Citizens Advice Carlisle & Eden (CACE) expect this week to be their busiest for advice on debt.
Analysis by the national charity shows that the demand for money and debt advice is highest in the country in January and February.
Here are a few tips from CACE to help you stay on top of your finances this year:
- Do a simple budget: Write down your income and take away essential bills like gas and electric, food and transport. If you have money left over, plan in advance what else you’ll spend or save. If you don’t, look at ways to cut your costs.
- Save money on essentials: Diarise the dates of annual contracts that are up for renewal, like your mobile phone or car insurance, and use a comparison site to see if you can get a cheaper deal. You could save an average of £300 on your energy bill by changing tariffs or suppliers.
- Check you're claiming the right benefits: If you have a family or are married, check if you can apply for working tax credits or marriage tax allowance on gov.co.uk. If you live alone, you may be entitled to a discount on your council tax bill.

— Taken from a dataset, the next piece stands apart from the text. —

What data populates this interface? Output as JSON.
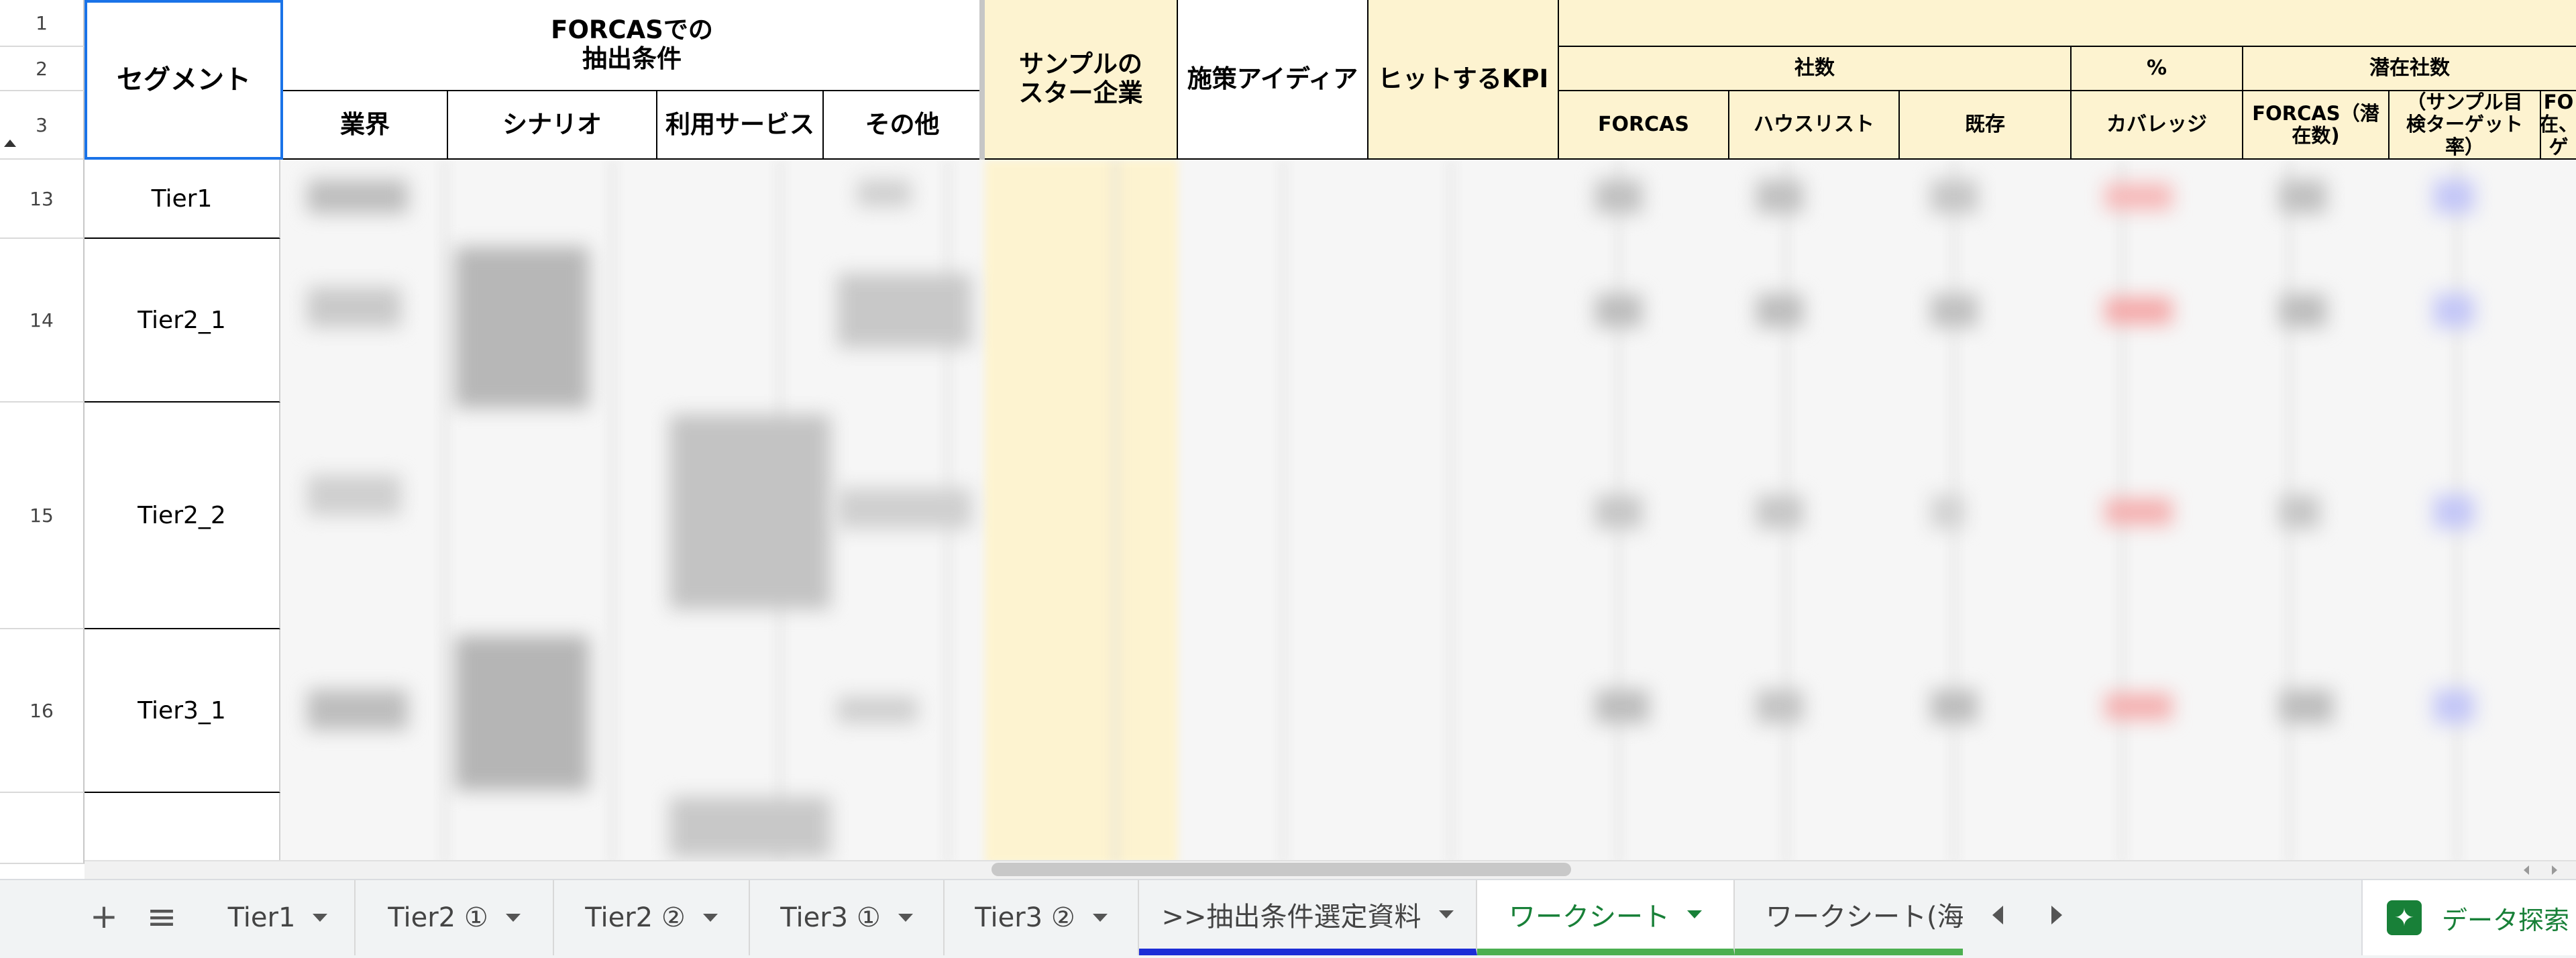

- Start saving: It doesn’t matter if it’s 50p or £5 a week, every penny will help improve your finances. Saving is an important part of everyday finances, giving you a buffer for emergencies, helping you buy bigger items and giving you more financial security for the future.
- Keep tabs on your overdraft: Sign up to free text alerts from your bank so you know when you’re close to going into your overdraft. Then make adjustments to your spending if you can.
- Be choosey about your borrowing: If you need to borrow money, it’s important to know that there are different offers with credit cards and loans, from free balance transfers to paying no interest for the first few months.
- Get your debts in order: If you can’t pay all your debts at once, it’s important to prioritise. Rent or mortgage and council tax are more important than credit card debts for example, as the consequences can be more serious if you don't pay.
- Invest in your future: Pensions are a great way to save for the future and are also good value, as your contributions are topped up by your employer and the government. If you’re eligible for auto-enrolment, consider paying more than just the minimum. Those who are self-employed can still set up their own pension but make sure it’s with a regulated company. If you’re over 50 and have a defined contribution pension you can get free a Pension Wise appointment to learn more about taking your pension.